MONDELLO: ...Turned food fights cool in a way they hadn't been since silent comics were throwing pies, and made a huge star of comic John Belushi. Reitman had such fun, he later said he wished he'd directed "Animal House," not just produced it. And that's what he did for his next few films - the summer camp comedy "Meatballs" and the service comedy "Stripes," both starring Bill Murray. As big as those films were, they paled next to his special effects thrill ride about a team that offered a service most people hadn't realized they needed - ghost removal.

(SOUNDBITE OF FILM, "GHOSTBUSTERS")

BILL MURRAY: (As Peter Venkman) He slimed me.

DAN AYKROYD: (As Ray Stanz) That's great - actual, physical contact.

MONDELLO: "Ghostbusters'" combination of smart-aleck humor and increasingly gargantuan special effects - that huge marshmallow man destroying Manhattan - wasn't embraced by critics, but audiences went wild.

(SOUNDBITE OF SONG, "GHOSTBUSTERS")

RAY PARKER JR: (Singing) Who you going to call?

UNIDENTIFIED SINGERS: (Singing) Ghostbusters.
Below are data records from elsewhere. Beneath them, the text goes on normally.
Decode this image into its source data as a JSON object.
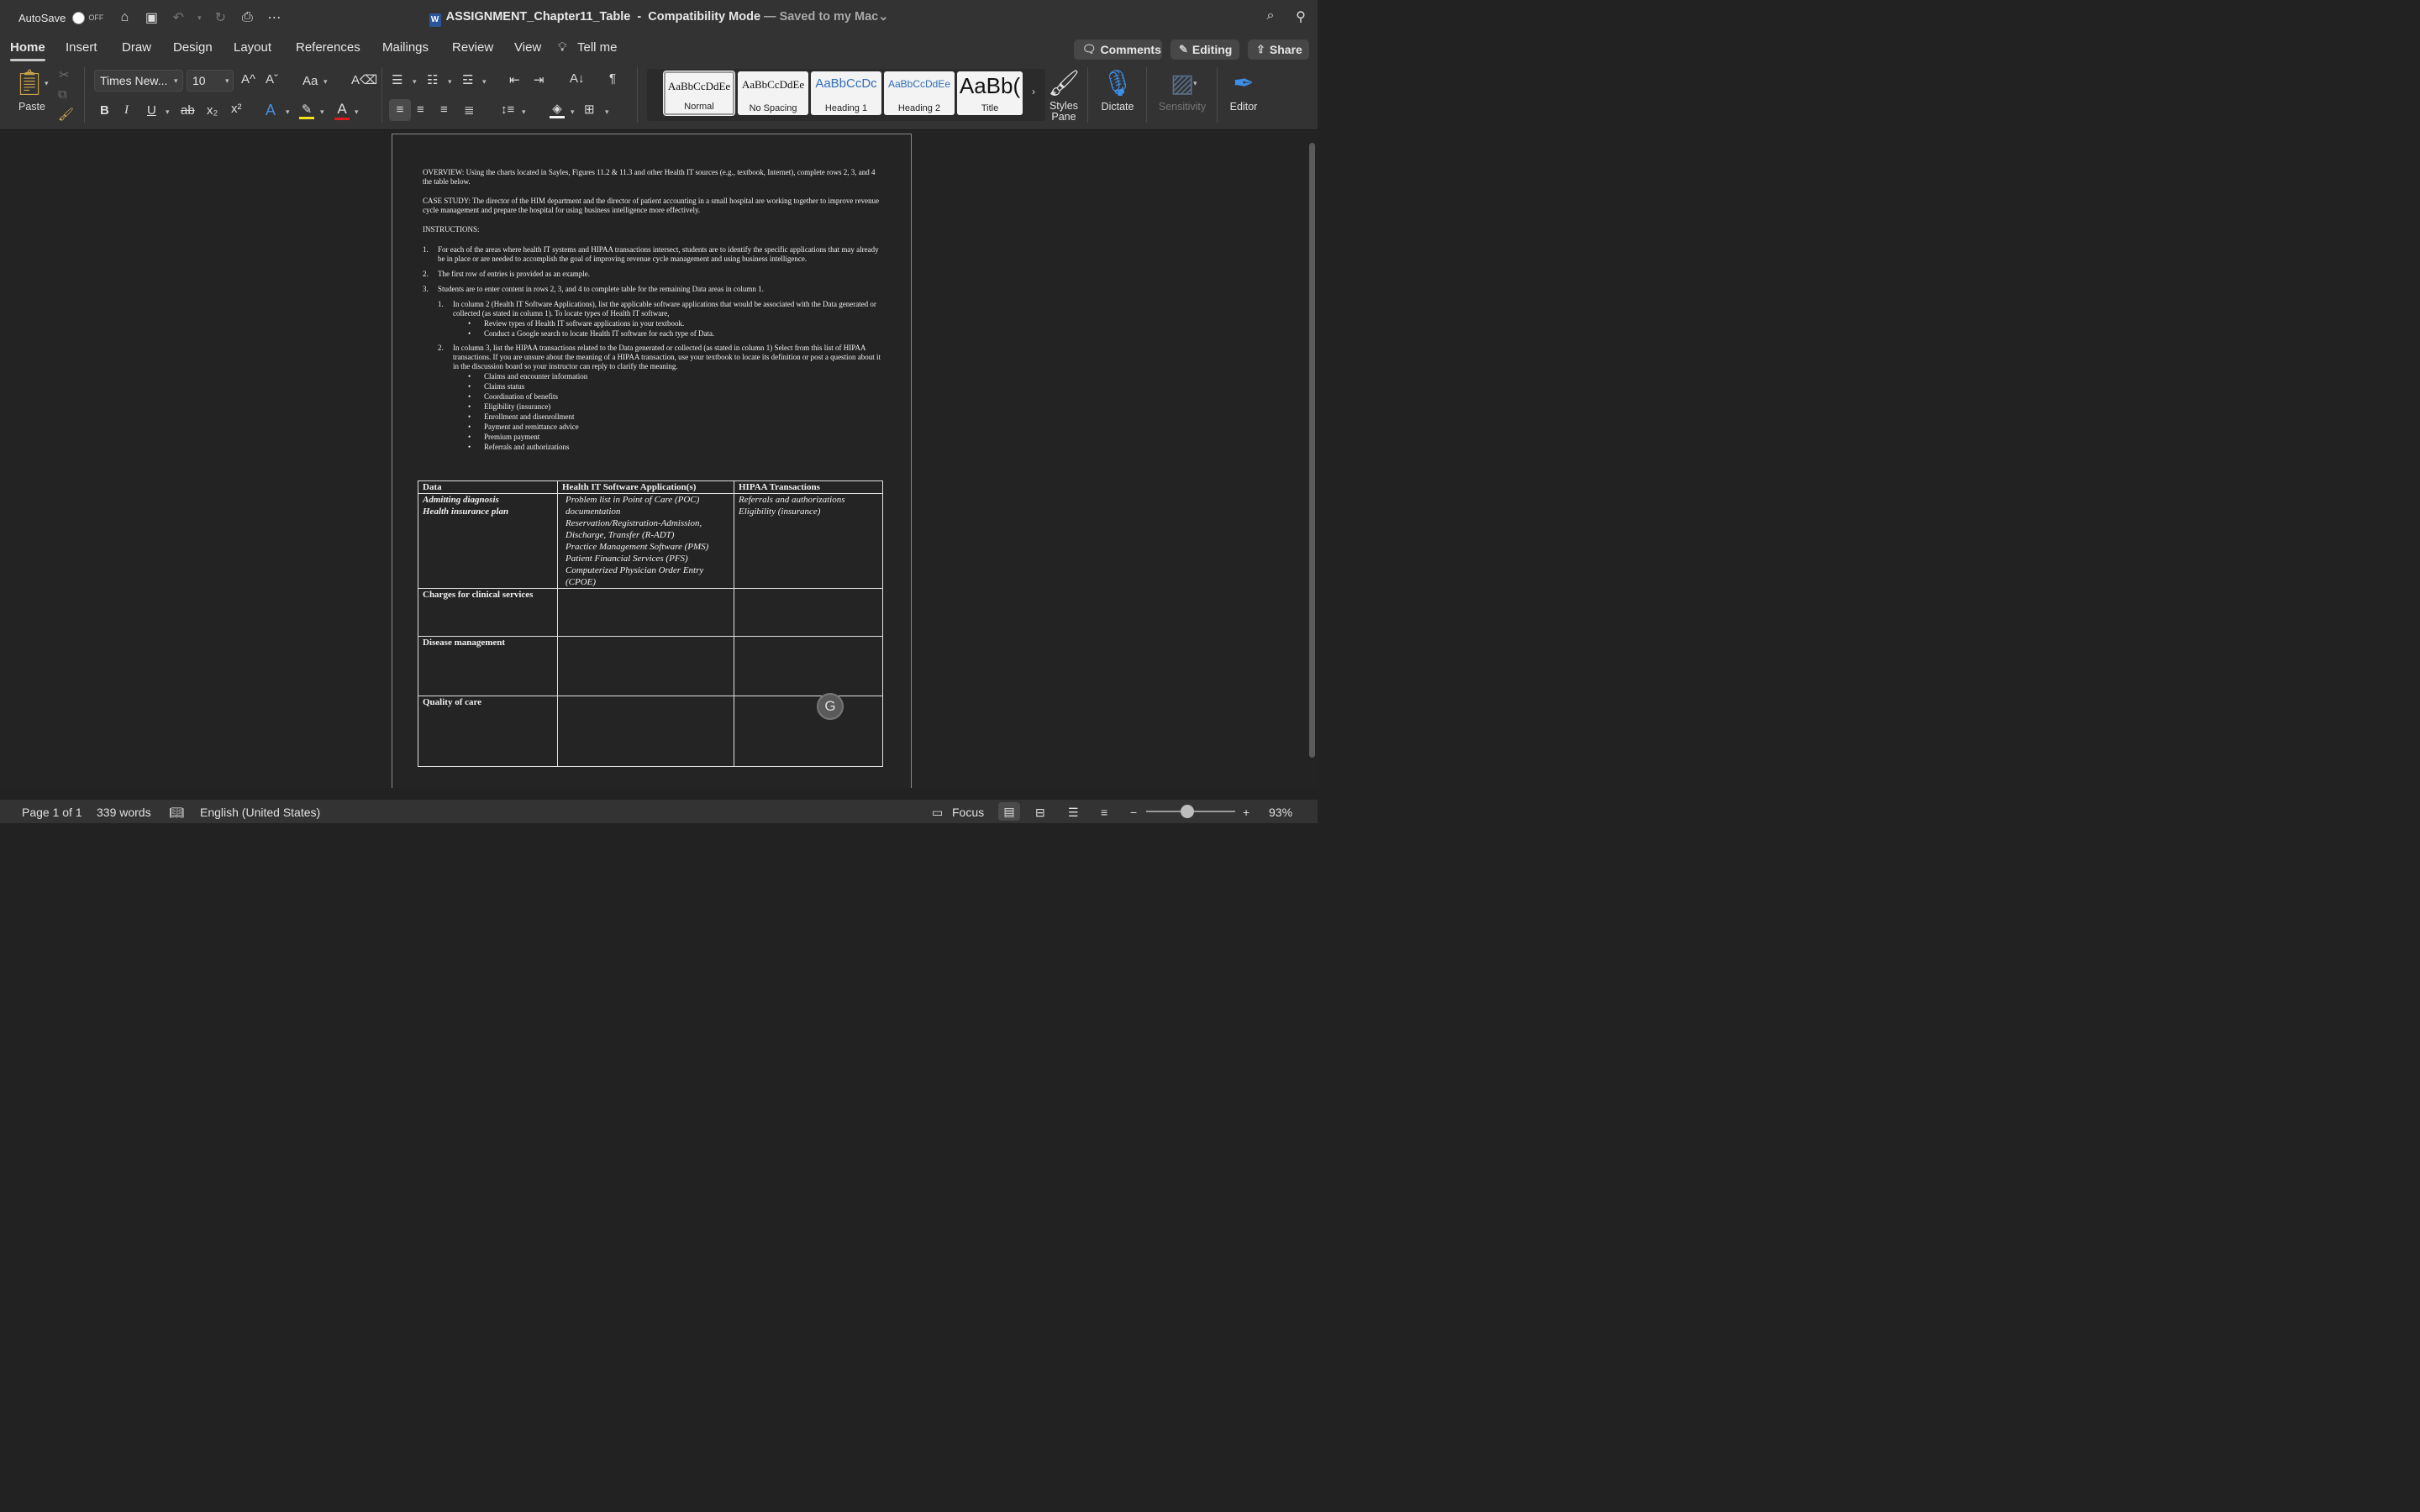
{
  "titlebar": {
    "autosave_label": "AutoSave",
    "autosave_state": "OFF",
    "doc_name": "ASSIGNMENT_Chapter11_Table",
    "mode": "Compatibility Mode",
    "saved_status": "— Saved to my Mac"
  },
  "tabs": [
    "Home",
    "Insert",
    "Draw",
    "Design",
    "Layout",
    "References",
    "Mailings",
    "Review",
    "View",
    "Tell me"
  ],
  "ribbon_buttons": {
    "comments": "Comments",
    "editing": "Editing",
    "share": "Share"
  },
  "ribbon": {
    "paste_label": "Paste",
    "font_name": "Times New...",
    "font_size": "10",
    "styles": [
      {
        "sample": "AaBbCcDdEe",
        "name": "Normal"
      },
      {
        "sample": "AaBbCcDdEe",
        "name": "No Spacing"
      },
      {
        "sample": "AaBbCcDc",
        "name": "Heading 1"
      },
      {
        "sample": "AaBbCcDdEe",
        "name": "Heading 2"
      },
      {
        "sample": "AaBb(",
        "name": "Title"
      }
    ],
    "styles_pane": "Styles Pane",
    "dictate": "Dictate",
    "sensitivity": "Sensitivity",
    "editor": "Editor"
  },
  "document": {
    "overview": "OVERVIEW: Using the charts located in Sayles, Figures 11.2 & 11.3 and other Health IT sources (e.g., textbook, Internet), complete rows 2, 3, and 4 the table below.",
    "case_study": "CASE STUDY: The director of the HIM department and the director of patient accounting in a small hospital are working together to improve revenue cycle management and prepare the hospital for using business intelligence more effectively.",
    "instructions_heading": "INSTRUCTIONS:",
    "items": [
      "For each of the areas where health IT systems and HIPAA transactions intersect, students are to identify the specific applications that may already be in place or are needed to accomplish the goal of improving revenue cycle management and using business intelligence.",
      "The first row of entries is provided as an example.",
      "Students are to enter content in rows 2, 3, and 4 to complete table for the remaining Data areas in column 1."
    ],
    "sub1": "In column 2 (Health IT Software Applications), list the applicable software applications that would be associated with the Data generated or collected (as stated in column 1). To locate types of Health IT software,",
    "sub1_bullets": [
      "Review types of Health IT software applications in your textbook.",
      "Conduct a Google search to locate Health IT software for each type of Data."
    ],
    "sub2": "In column 3, list the HIPAA transactions related to the Data generated or collected (as stated in column 1) Select from this list of HIPAA transactions. If you are unsure about the meaning of a HIPAA transaction, use your textbook to locate its definition or post a question about it in the discussion board so your instructor can reply to clarify the meaning.",
    "sub2_bullets": [
      "Claims and encounter information",
      "Claims status",
      "Coordination of benefits",
      "Eligibility (insurance)",
      "Enrollment and disenrollment",
      "Payment and remittance advice",
      "Premium payment",
      "Referrals and authorizations"
    ],
    "table": {
      "headers": [
        "Data",
        "Health IT Software Application(s)",
        "HIPAA Transactions"
      ],
      "row1_data": [
        "Admitting diagnosis",
        "Health insurance plan"
      ],
      "row1_apps": [
        "Problem list in Point of Care (POC) documentation",
        "Reservation/Registration-Admission, Discharge, Transfer (R-ADT)",
        "Practice Management Software (PMS)",
        "Patient Financial Services (PFS)",
        "Computerized Physician Order Entry (CPOE)"
      ],
      "row1_hipaa": [
        "Referrals and authorizations",
        "Eligibility (insurance)"
      ],
      "row2": "Charges for clinical services",
      "row3": "Disease management",
      "row4": "Quality of care"
    }
  },
  "status": {
    "page": "Page 1 of 1",
    "words": "339 words",
    "language": "English (United States)",
    "focus": "Focus",
    "zoom": "93%"
  }
}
MONDELLO: And big kind of became Reitman's thing. As a director, he helped tough guy action star Arnold Schwarzenegger lighten his image in "Kindergarten Cop" and in "Twins," where he paired him with Danny DeVito.

(SOUNDBITE OF FILM, "TWINS")

DAVID EFRON: (As Morris Klane) Who are you?

ARNOLD SCHWARZENEGGER: (As Julius Benedict) I'm Vincent's brother.

DANNY DEVITO: (As Vincent Benedict) You tell your brother, he messes with me, he messes with my whole family.

MONDELLO: As a producer, Reitman unleashed the comic instincts of everyone from Michael Jordan in "Space Jam" to a slobbering St. Bernard in the family-friendly "Beethoven" movies. And in 2009, he even received an Oscar nomination for producing his son Jason's comedy, "Up In The Air." The Reitmans worked together again just last year on "Ghostbusters: Afterlife." And as of last week, the 75-year-old producer had eight projects in development, including one called "Triplets," in which Schwarzenegger and DeVito discover they have a third sibling. He was to be played by Eddie Murphy. Ivan Reitman, always improvising, moving the jokes forward. I'm Bob Mondello.

(SOUNDBITE OF SONG, "GHOSTBUSTERS")

UNIDENTIFIED SINGERS: (Singing) Ghostbusters.

PARKER: (Singing) When there's something strange in the neighborhood, who you going to call?

UNIDENTIFIED SINGERS: (Singing) Ghostbusters. Transcript provided by NPR, Copyright NPR.

Bob Mondello, who jokes that he was a jinx at the beginning of his critical career — hired to write for every small paper that ever folded in Washington, just as it was about to collapse — saw that jinx broken in 1984 when he came to NPR.